WORK REQUEST: Reproduce, word for word, all of the records; the pictures stay out.

Web page and app entries:
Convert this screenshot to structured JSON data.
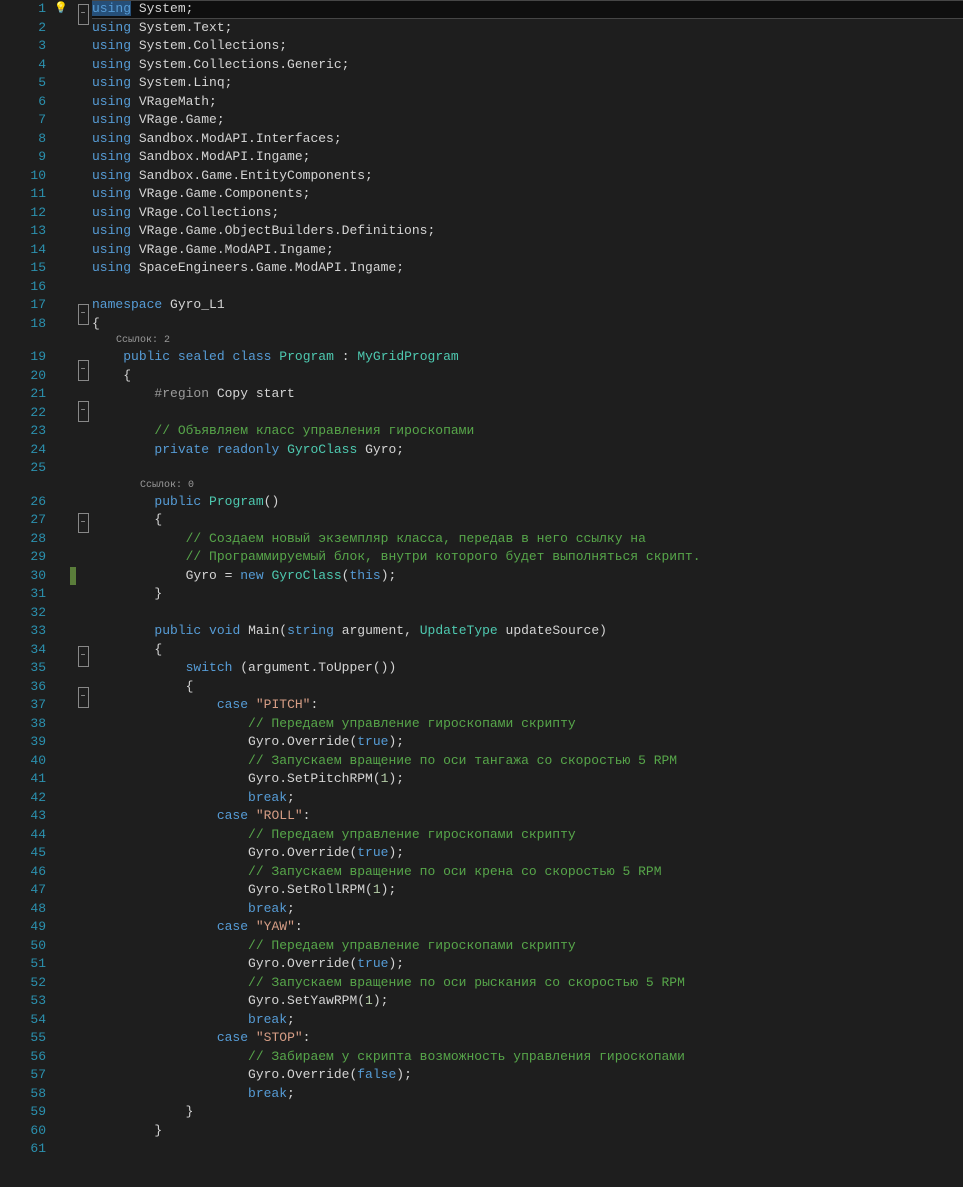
{
  "codelens": {
    "refs2": "Ссылок: 2",
    "refs0": "Ссылок: 0"
  },
  "lines": [
    {
      "n": 1,
      "bulb": true,
      "fold": "minus",
      "html": "<span class='kw'><span class='sel'>using</span></span> System;",
      "hl": true
    },
    {
      "n": 2,
      "html": "<span class='kw'>using</span> System.Text;"
    },
    {
      "n": 3,
      "html": "<span class='kw'>using</span> System.Collections;"
    },
    {
      "n": 4,
      "html": "<span class='kw'>using</span> System.Collections.Generic;"
    },
    {
      "n": 5,
      "html": "<span class='kw'>using</span> System.Linq;"
    },
    {
      "n": 6,
      "html": "<span class='kw'>using</span> VRageMath;"
    },
    {
      "n": 7,
      "html": "<span class='kw'>using</span> VRage.Game;"
    },
    {
      "n": 8,
      "html": "<span class='kw'>using</span> Sandbox.ModAPI.Interfaces;"
    },
    {
      "n": 9,
      "html": "<span class='kw'>using</span> Sandbox.ModAPI.Ingame;"
    },
    {
      "n": 10,
      "html": "<span class='kw'>using</span> Sandbox.Game.EntityComponents;"
    },
    {
      "n": 11,
      "html": "<span class='kw'>using</span> VRage.Game.Components;"
    },
    {
      "n": 12,
      "html": "<span class='kw'>using</span> VRage.Collections;"
    },
    {
      "n": 13,
      "html": "<span class='kw'>using</span> VRage.Game.ObjectBuilders.Definitions;"
    },
    {
      "n": 14,
      "html": "<span class='kw'>using</span> VRage.Game.ModAPI.Ingame;"
    },
    {
      "n": 15,
      "html": "<span class='kw'>using</span> SpaceEngineers.Game.ModAPI.Ingame;"
    },
    {
      "n": 16,
      "html": ""
    },
    {
      "n": 17,
      "fold": "minus",
      "html": "<span class='kw'>namespace</span> Gyro_L1"
    },
    {
      "n": 18,
      "html": "{"
    },
    {
      "codelens": "refs2",
      "indent": "    "
    },
    {
      "n": 19,
      "fold": "minus",
      "html": "    <span class='kw'>public</span> <span class='kw'>sealed</span> <span class='kw'>class</span> <span class='type'>Program</span> : <span class='type'>MyGridProgram</span>"
    },
    {
      "n": 20,
      "html": "    {"
    },
    {
      "n": 21,
      "fold": "minus",
      "html": "        <span class='region'>#region</span> Copy start"
    },
    {
      "n": 22,
      "html": ""
    },
    {
      "n": 23,
      "html": "        <span class='com'>// Объявляем класс управления гироскопами</span>"
    },
    {
      "n": 24,
      "html": "        <span class='kw'>private</span> <span class='kw'>readonly</span> <span class='type'>GyroClass</span> Gyro;"
    },
    {
      "n": 25,
      "html": ""
    },
    {
      "codelens": "refs0",
      "indent": "        "
    },
    {
      "n": 26,
      "fold": "minus",
      "html": "        <span class='kw'>public</span> <span class='type'>Program</span>()"
    },
    {
      "n": 27,
      "html": "        {"
    },
    {
      "n": 28,
      "html": "            <span class='com'>// Создаем новый экземпляр класса, передав в него ссылку на</span>"
    },
    {
      "n": 29,
      "html": "            <span class='com'>// Программируемый блок, внутри которого будет выполняться скрипт.</span>"
    },
    {
      "n": 30,
      "marker": true,
      "html": "            Gyro = <span class='kw'>new</span> <span class='type'>GyroClass</span>(<span class='kw'>this</span>);"
    },
    {
      "n": 31,
      "html": "        }"
    },
    {
      "n": 32,
      "html": ""
    },
    {
      "n": 33,
      "fold": "minus",
      "html": "        <span class='kw'>public</span> <span class='kw'>void</span> Main(<span class='kw'>string</span> argument, <span class='type'>UpdateType</span> updateSource)"
    },
    {
      "n": 34,
      "html": "        {"
    },
    {
      "n": 35,
      "fold": "minus",
      "html": "            <span class='kw'>switch</span> (argument.ToUpper())"
    },
    {
      "n": 36,
      "html": "            {"
    },
    {
      "n": 37,
      "html": "                <span class='kw'>case</span> <span class='str'>\"PITCH\"</span>:"
    },
    {
      "n": 38,
      "html": "                    <span class='com'>// Передаем управление гироскопами скрипту</span>"
    },
    {
      "n": 39,
      "html": "                    Gyro.Override(<span class='kw'>true</span>);"
    },
    {
      "n": 40,
      "html": "                    <span class='com'>// Запускаем вращение по оси тангажа со скоростью 5 RPM</span>"
    },
    {
      "n": 41,
      "html": "                    Gyro.SetPitchRPM(<span class='num'>1</span>);"
    },
    {
      "n": 42,
      "html": "                    <span class='kw'>break</span>;"
    },
    {
      "n": 43,
      "html": "                <span class='kw'>case</span> <span class='str'>\"ROLL\"</span>:"
    },
    {
      "n": 44,
      "html": "                    <span class='com'>// Передаем управление гироскопами скрипту</span>"
    },
    {
      "n": 45,
      "html": "                    Gyro.Override(<span class='kw'>true</span>);"
    },
    {
      "n": 46,
      "html": "                    <span class='com'>// Запускаем вращение по оси крена со скоростью 5 RPM</span>"
    },
    {
      "n": 47,
      "html": "                    Gyro.SetRollRPM(<span class='num'>1</span>);"
    },
    {
      "n": 48,
      "html": "                    <span class='kw'>break</span>;"
    },
    {
      "n": 49,
      "html": "                <span class='kw'>case</span> <span class='str'>\"YAW\"</span>:"
    },
    {
      "n": 50,
      "html": "                    <span class='com'>// Передаем управление гироскопами скрипту</span>"
    },
    {
      "n": 51,
      "html": "                    Gyro.Override(<span class='kw'>true</span>);"
    },
    {
      "n": 52,
      "html": "                    <span class='com'>// Запускаем вращение по оси рыскания со скоростью 5 RPM</span>"
    },
    {
      "n": 53,
      "html": "                    Gyro.SetYawRPM(<span class='num'>1</span>);"
    },
    {
      "n": 54,
      "html": "                    <span class='kw'>break</span>;"
    },
    {
      "n": 55,
      "html": "                <span class='kw'>case</span> <span class='str'>\"STOP\"</span>:"
    },
    {
      "n": 56,
      "html": "                    <span class='com'>// Забираем у скрипта возможность управления гироскопами</span>"
    },
    {
      "n": 57,
      "html": "                    Gyro.Override(<span class='kw'>false</span>);"
    },
    {
      "n": 58,
      "html": "                    <span class='kw'>break</span>;"
    },
    {
      "n": 59,
      "html": "            }"
    },
    {
      "n": 60,
      "html": "        }"
    },
    {
      "n": 61,
      "html": ""
    }
  ]
}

RESULT OF THIS TASK:
Convert this screenshot to structured JSON data.
{
  "codelens": {
    "refs2": "Ссылок: 2",
    "refs0": "Ссылок: 0"
  },
  "lines": [
    {
      "n": 1,
      "bulb": true,
      "fold": "minus",
      "html": "<span class='kw'><span class='sel'>using</span></span> System;",
      "hl": true
    },
    {
      "n": 2,
      "html": "<span class='kw'>using</span> System.Text;"
    },
    {
      "n": 3,
      "html": "<span class='kw'>using</span> System.Collections;"
    },
    {
      "n": 4,
      "html": "<span class='kw'>using</span> System.Collections.Generic;"
    },
    {
      "n": 5,
      "html": "<span class='kw'>using</span> System.Linq;"
    },
    {
      "n": 6,
      "html": "<span class='kw'>using</span> VRageMath;"
    },
    {
      "n": 7,
      "html": "<span class='kw'>using</span> VRage.Game;"
    },
    {
      "n": 8,
      "html": "<span class='kw'>using</span> Sandbox.ModAPI.Interfaces;"
    },
    {
      "n": 9,
      "html": "<span class='kw'>using</span> Sandbox.ModAPI.Ingame;"
    },
    {
      "n": 10,
      "html": "<span class='kw'>using</span> Sandbox.Game.EntityComponents;"
    },
    {
      "n": 11,
      "html": "<span class='kw'>using</span> VRage.Game.Components;"
    },
    {
      "n": 12,
      "html": "<span class='kw'>using</span> VRage.Collections;"
    },
    {
      "n": 13,
      "html": "<span class='kw'>using</span> VRage.Game.ObjectBuilders.Definitions;"
    },
    {
      "n": 14,
      "html": "<span class='kw'>using</span> VRage.Game.ModAPI.Ingame;"
    },
    {
      "n": 15,
      "html": "<span class='kw'>using</span> SpaceEngineers.Game.ModAPI.Ingame;"
    },
    {
      "n": 16,
      "html": ""
    },
    {
      "n": 17,
      "fold": "minus",
      "html": "<span class='kw'>namespace</span> Gyro_L1"
    },
    {
      "n": 18,
      "html": "{"
    },
    {
      "codelens": "refs2",
      "indent": "    "
    },
    {
      "n": 19,
      "fold": "minus",
      "html": "    <span class='kw'>public</span> <span class='kw'>sealed</span> <span class='kw'>class</span> <span class='type'>Program</span> : <span class='type'>MyGridProgram</span>"
    },
    {
      "n": 20,
      "html": "    {"
    },
    {
      "n": 21,
      "fold": "minus",
      "html": "        <span class='region'>#region</span> Copy start"
    },
    {
      "n": 22,
      "html": ""
    },
    {
      "n": 23,
      "html": "        <span class='com'>// Объявляем класс управления гироскопами</span>"
    },
    {
      "n": 24,
      "html": "        <span class='kw'>private</span> <span class='kw'>readonly</span> <span class='type'>GyroClass</span> Gyro;"
    },
    {
      "n": 25,
      "html": ""
    },
    {
      "codelens": "refs0",
      "indent": "        "
    },
    {
      "n": 26,
      "fold": "minus",
      "html": "        <span class='kw'>public</span> <span class='type'>Program</span>()"
    },
    {
      "n": 27,
      "html": "        {"
    },
    {
      "n": 28,
      "html": "            <span class='com'>// Создаем новый экземпляр класса, передав в него ссылку на</span>"
    },
    {
      "n": 29,
      "html": "            <span class='com'>// Программируемый блок, внутри которого будет выполняться скрипт.</span>"
    },
    {
      "n": 30,
      "marker": true,
      "html": "            Gyro = <span class='kw'>new</span> <span class='type'>GyroClass</span>(<span class='kw'>this</span>);"
    },
    {
      "n": 31,
      "html": "        }"
    },
    {
      "n": 32,
      "html": ""
    },
    {
      "n": 33,
      "fold": "minus",
      "html": "        <span class='kw'>public</span> <span class='kw'>void</span> Main(<span class='kw'>string</span> argument, <span class='type'>UpdateType</span> updateSource)"
    },
    {
      "n": 34,
      "html": "        {"
    },
    {
      "n": 35,
      "fold": "minus",
      "html": "            <span class='kw'>switch</span> (argument.ToUpper())"
    },
    {
      "n": 36,
      "html": "            {"
    },
    {
      "n": 37,
      "html": "                <span class='kw'>case</span> <span class='str'>\"PITCH\"</span>:"
    },
    {
      "n": 38,
      "html": "                    <span class='com'>// Передаем управление гироскопами скрипту</span>"
    },
    {
      "n": 39,
      "html": "                    Gyro.Override(<span class='kw'>true</span>);"
    },
    {
      "n": 40,
      "html": "                    <span class='com'>// Запускаем вращение по оси тангажа со скоростью 5 RPM</span>"
    },
    {
      "n": 41,
      "html": "                    Gyro.SetPitchRPM(<span class='num'>1</span>);"
    },
    {
      "n": 42,
      "html": "                    <span class='kw'>break</span>;"
    },
    {
      "n": 43,
      "html": "                <span class='kw'>case</span> <span class='str'>\"ROLL\"</span>:"
    },
    {
      "n": 44,
      "html": "                    <span class='com'>// Передаем управление гироскопами скрипту</span>"
    },
    {
      "n": 45,
      "html": "                    Gyro.Override(<span class='kw'>true</span>);"
    },
    {
      "n": 46,
      "html": "                    <span class='com'>// Запускаем вращение по оси крена со скоростью 5 RPM</span>"
    },
    {
      "n": 47,
      "html": "                    Gyro.SetRollRPM(<span class='num'>1</span>);"
    },
    {
      "n": 48,
      "html": "                    <span class='kw'>break</span>;"
    },
    {
      "n": 49,
      "html": "                <span class='kw'>case</span> <span class='str'>\"YAW\"</span>:"
    },
    {
      "n": 50,
      "html": "                    <span class='com'>// Передаем управление гироскопами скрипту</span>"
    },
    {
      "n": 51,
      "html": "                    Gyro.Override(<span class='kw'>true</span>);"
    },
    {
      "n": 52,
      "html": "                    <span class='com'>// Запускаем вращение по оси рыскания со скоростью 5 RPM</span>"
    },
    {
      "n": 53,
      "html": "                    Gyro.SetYawRPM(<span class='num'>1</span>);"
    },
    {
      "n": 54,
      "html": "                    <span class='kw'>break</span>;"
    },
    {
      "n": 55,
      "html": "                <span class='kw'>case</span> <span class='str'>\"STOP\"</span>:"
    },
    {
      "n": 56,
      "html": "                    <span class='com'>// Забираем у скрипта возможность управления гироскопами</span>"
    },
    {
      "n": 57,
      "html": "                    Gyro.Override(<span class='kw'>false</span>);"
    },
    {
      "n": 58,
      "html": "                    <span class='kw'>break</span>;"
    },
    {
      "n": 59,
      "html": "            }"
    },
    {
      "n": 60,
      "html": "        }"
    },
    {
      "n": 61,
      "html": ""
    }
  ]
}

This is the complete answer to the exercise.